David Wallace says maybe it’s his fault.
The Carolina Mudcats will send four players including three elected starters to Tuesday’s California League-Carolina League All-Star Game in San Jose, Calif.
But they’re also going to finish the first half in last place in the league.
“I think I need to manage better, apparently,” Wallace said with a chuckle. “I’ve got four all-stars. I was talking to Vance Wilson over at Wilmington and he’s got one, and they’re up there at the top.”
Actually the Blue Rocks were last in the Northern Division through Friday at 32-36, but they would have been right in the Southern Division race. The Mudcats, meanwhile, were 21-46.
But heading to San Jose is the nucleus of the club as well as its ace starting pitcher.
The Mudcats’ two first-round draft picks – shortstop Francisco Lindor and center fielder Tyler Naquin – were chosen to start along with first baseman Jerrud Sabourin. And right-hander Cody Anderson will pitch for the Carolina League.
Wallace said all four should have been easy selections.
“I think Lindor is the best player in this league,” the manager said. “He goes out and plays hard and doesn’t take anything for granted. He knows he’s got a hard road and hard work in front of him and he’s willing to do it. That’s why he’s one of the leaders on this team.
“Naquin is probably the best minor-league center fielder I’ve played with or seen at this level. … He’s very grounded, and you don’t always see that in guys who are as successful and talented as he is.”

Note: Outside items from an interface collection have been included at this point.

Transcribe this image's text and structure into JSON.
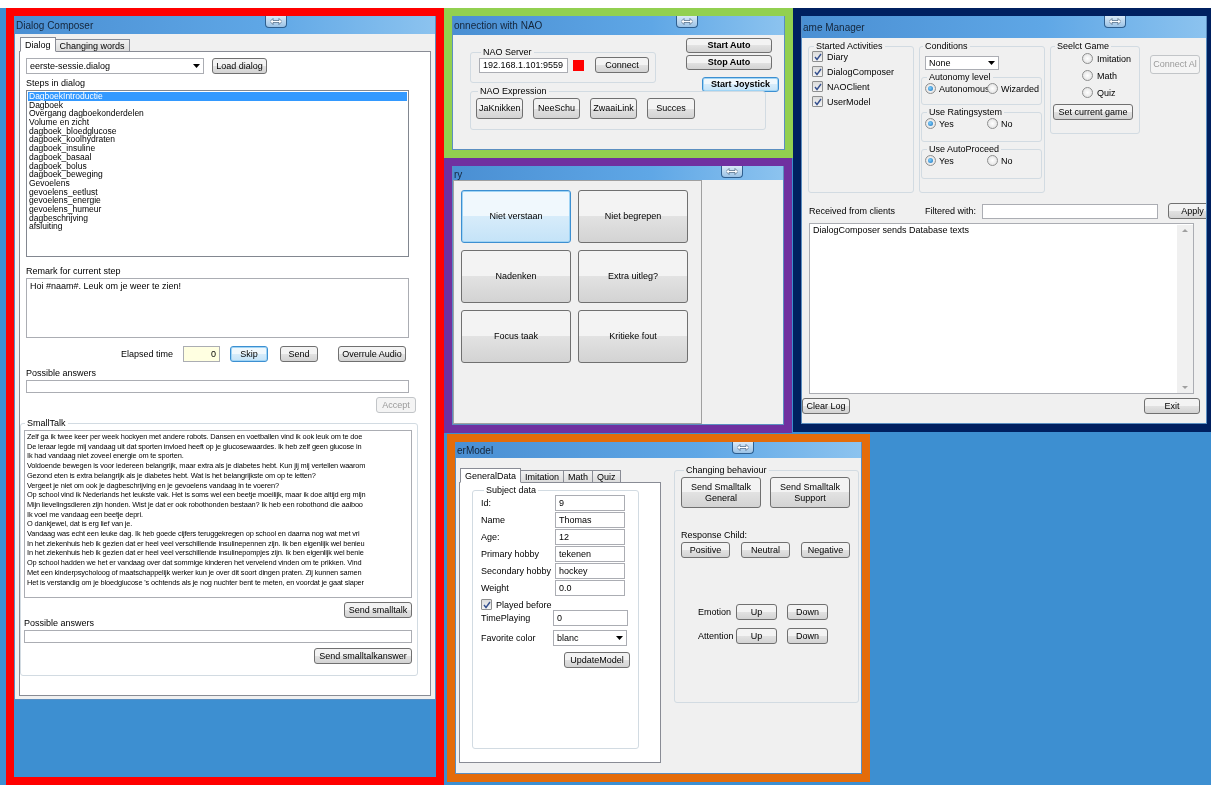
{
  "dialog_composer": {
    "title": "Dialog Composer",
    "tabs": [
      {
        "label": "Dialog",
        "selected": true
      },
      {
        "label": "Changing words",
        "selected": false
      }
    ],
    "dialog_file": "eerste-sessie.dialog",
    "load_button": "Load dialog",
    "steps_label": "Steps in dialog",
    "steps": [
      {
        "label": "DagboekIntroductie",
        "selected": true
      },
      {
        "label": "Dagboek",
        "selected": false
      },
      {
        "label": "Overgang dagboekonderdelen",
        "selected": false
      },
      {
        "label": "Volume en zicht",
        "selected": false
      },
      {
        "label": "dagboek_bloedglucose",
        "selected": false
      },
      {
        "label": "dagboek_koolhydraten",
        "selected": false
      },
      {
        "label": "dagboek_insuline",
        "selected": false
      },
      {
        "label": "dagboek_basaal",
        "selected": false
      },
      {
        "label": "dagboek_bolus",
        "selected": false
      },
      {
        "label": "dagboek_beweging",
        "selected": false
      },
      {
        "label": "Gevoelens",
        "selected": false
      },
      {
        "label": "gevoelens_eetlust",
        "selected": false
      },
      {
        "label": "gevoelens_energie",
        "selected": false
      },
      {
        "label": "gevoelens_humeur",
        "selected": false
      },
      {
        "label": "dagbeschrijving",
        "selected": false
      },
      {
        "label": "afsluiting",
        "selected": false
      }
    ],
    "remark_label": "Remark for current step",
    "remark": "Hoi #naam#. Leuk om je weer te zien!",
    "elapsed_label": "Elapsed time",
    "elapsed_value": "0",
    "controls": [
      {
        "label": "Skip",
        "focused": true
      },
      {
        "label": "Send",
        "focused": false
      },
      {
        "label": "Overrule Audio",
        "focused": false
      }
    ],
    "answers_label": "Possible answers",
    "accept": {
      "label": "Accept",
      "disabled": true
    },
    "smalltalk": {
      "title": "SmallTalk",
      "lines": [
        "Zelf ga ik twee keer per week hockyen met andere robots. Dansen en voetballen vind ik ook leuk om te doe",
        "De leraar legde mij vandaag uit dat sporten invloed heeft op je glucosewaardes. Ik heb zelf geen glucose in",
        "Ik had vandaag niet zoveel energie om te sporten.",
        "Voldoende bewegen is voor iedereen belangrijk, maar extra als je diabetes hebt. Kun jij mij vertellen waarom",
        "Gezond eten is extra belangrijk als je diabetes hebt. Wat is het belangrijkste om op te letten?",
        "Vergeet je niet om ook je dagbeschrijving en je gevoelens vandaag in te voeren?",
        "Op school vind ik Nederlands het leukste vak. Het is soms wel een beetje moeilijk, maar ik doe altijd erg mijn",
        "Mijn lievelingsdieren zijn honden. Wist je dat er ook robothonden bestaan? Ik heb een robothond die aaiboo",
        "Ik voel me vandaag een beetje depri.",
        "O dankjewel, dat is erg lief van je.",
        "Vandaag was echt een leuke dag. Ik heb goede cijfers teruggekregen op school en daarna nog wat met vri",
        "In het ziekenhuis heb ik gezien dat er heel veel verschillende insulinepennen zijn. Ik ben eigenlijk wel benieu",
        "In het ziekenhuis heb ik gezien dat er heel veel verschillende insulinepompjes zijn. Ik ben eigenlijk wel benie",
        "Op school hadden we het er vandaag over dat sommige kinderen het vervelend vinden om te prikken. Vind",
        "Met een kinderpsycholoog of maatschappelijk werker kun je over dit soort dingen praten. Zij kunnen samen",
        "Het is verstandig om je bloedglucose 's ochtends als je nog nuchter bent te meten, en voordat je gaat slaper"
      ],
      "send_button": "Send smalltalk",
      "answers_label": "Possible answers",
      "answer_button": "Send smalltalkanswer"
    }
  },
  "nao": {
    "title": "onnection with NAO",
    "server_group": "NAO Server",
    "server": "192.168.1.101:9559",
    "connected": false,
    "connect_button": "Connect",
    "auto_buttons": [
      {
        "label": "Start Auto",
        "focused": false
      },
      {
        "label": "Stop Auto",
        "focused": false
      },
      {
        "label": "Start Joystick",
        "focused": true
      }
    ],
    "expression_group": "NAO Expression",
    "expressions": [
      "JaKnikken",
      "NeeSchu",
      "ZwaaiLink",
      "Succes"
    ]
  },
  "diary": {
    "title": "ry",
    "buttons": [
      {
        "label": "Niet verstaan",
        "focused": true
      },
      {
        "label": "Niet begrepen",
        "focused": false
      },
      {
        "label": "Nadenken",
        "focused": false
      },
      {
        "label": "Extra uitleg?",
        "focused": false
      },
      {
        "label": "Focus taak",
        "focused": false
      },
      {
        "label": "Kritieke fout",
        "focused": false
      }
    ]
  },
  "game_manager": {
    "title": "ame Manager",
    "activities_group": "Started Activities",
    "activities": [
      {
        "label": "Diary",
        "checked": true
      },
      {
        "label": "DialogComposer",
        "checked": true
      },
      {
        "label": "NAOClient",
        "checked": true
      },
      {
        "label": "UserModel",
        "checked": true
      }
    ],
    "conditions_group": "Conditions",
    "condition": "None",
    "radio_groups": [
      {
        "title": "Autonomy level",
        "options": [
          {
            "label": "Autonomous",
            "selected": true
          },
          {
            "label": "Wizarded",
            "selected": false
          }
        ]
      },
      {
        "title": "Use Ratingsystem",
        "options": [
          {
            "label": "Yes",
            "selected": true
          },
          {
            "label": "No",
            "selected": false
          }
        ]
      },
      {
        "title": "Use AutoProceed",
        "options": [
          {
            "label": "Yes",
            "selected": true
          },
          {
            "label": "No",
            "selected": false
          }
        ]
      }
    ],
    "game_group": "Seelct Game",
    "games": [
      {
        "label": "Imitation",
        "selected": false
      },
      {
        "label": "Math",
        "selected": false
      },
      {
        "label": "Quiz",
        "selected": false
      }
    ],
    "set_game_button": "Set current game",
    "connect_button": {
      "label": "Connect Al",
      "disabled": true
    },
    "received_label": "Received from clients",
    "filter_label": "Filtered with:",
    "apply_button": "Apply",
    "log": [
      "DialogComposer sends Database texts"
    ],
    "clear_button": "Clear Log",
    "exit_button": "Exit"
  },
  "user_model": {
    "title": "erModel",
    "tabs": [
      {
        "label": "GeneralData",
        "selected": true
      },
      {
        "label": "Imitation",
        "selected": false
      },
      {
        "label": "Math",
        "selected": false
      },
      {
        "label": "Quiz",
        "selected": false
      }
    ],
    "subject_group": "Subject data",
    "fields": [
      {
        "label": "Id:",
        "value": "9"
      },
      {
        "label": "Name",
        "value": "Thomas"
      },
      {
        "label": "Age:",
        "value": "12"
      },
      {
        "label": "Primary hobby",
        "value": "tekenen"
      },
      {
        "label": "Secondary hobby",
        "value": "hockey"
      },
      {
        "label": "Weight",
        "value": "0.0"
      }
    ],
    "played_before": {
      "label": "Played before",
      "checked": true
    },
    "time_playing": {
      "label": "TimePlaying",
      "value": "0"
    },
    "favorite_color": {
      "label": "Favorite color",
      "value": "blanc"
    },
    "update_button": "UpdateModel",
    "behaviour_group": "Changing behaviour",
    "smalltalk_buttons": [
      "Send Smalltalk General",
      "Send Smalltalk Support"
    ],
    "response_label": "Response Child:",
    "responses": [
      "Positive",
      "Neutral",
      "Negative"
    ],
    "adjusters": [
      {
        "label": "Emotion",
        "up": "Up",
        "down": "Down"
      },
      {
        "label": "Attention",
        "up": "Up",
        "down": "Down"
      }
    ]
  }
}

The skipper was also impressed with the selections that weren’t high on everyone’s draft list.
“Sabourin is a great story,” Wallace said. “He wasn’t drafted and he’s earned every bit of respect he’s gotten and really put himself on the map with his professionalism and the way he plays first base. His at-bats are really professional at-bats.
“Cody hasn’t pitched that much, but we like his body, his frame, his arm and everything. He just needs to become more of a pitcher instead of just a thrower and he’s doing that. He’s listening to Jeff (pitching coach Harris) and is really starting to think more on the mound.”
It’s the first trip to an all-star game for Naquin and Sabourin, while Lindor and Anderson played in the Midwest League game for the Lake County Captains last season.
“I’d advise the new guys to just enjoy it,” said Lindor, the Cleveland Indians’ first-round pick (eighth overall) in 2011 who was hitting .296 with a homer, 21 RBI and 15 steals through 67 games. “It’s a great experience, definitely a cool experience.
“We haven’t had a great first half (as a team), but what counts is what we do in September. Last year we made a big turnaround. We became more of a team. We were all pulling for each other and picking each other up. We’re not stressing. I know we’re going to turn it around.”
Naquin said he’s very excited for the all-star opportunity.
“We’re going to go up there and play hard,” said Naquin, the Indians’ 15th pick in the first round last season who was hitting .308 with six homers and 27 RBI. “I get a chance to be in the home-run derby so we’ll see what happens.
“You can’t complain when you see our guys play. Francisco makes tremendous plays at shortstop. Sabourin swings the bat as well as anybody in the league and is a great first baseman, picking stuff. Cody, obviously, is a big right-handed power pitcher who can overpower people.”
Californians Sabourin and Anderson both say they look forward to playing close to home.
“I’m super excited to be going to the West Coast,” said the San Diego native Sabourin, who was hitting .314 with three homers and 27 RBI. “My parents and my uncle and a couple of my friends are going to be there. It’s kind of cool. We get to see how the talent in that league compares to us.
“The selection is huge for me personally. I’ve been able to stay consistent, and I think we’re becoming a good team. It speaks volumes that we have three starters in the game. The talent is definitely there. We’ve been unlucky and lost a lot of one-run games. But I think it’s going to turn around in the second half.”
Anderson, a Quincy, Calif., native, was picked in the 14th round in 2011 and was 6-3 with a 2.65 ERA.
“I live about 4 ½ hours away, so my family will be there,” Anderson said. “It’s going to be pretty neat.”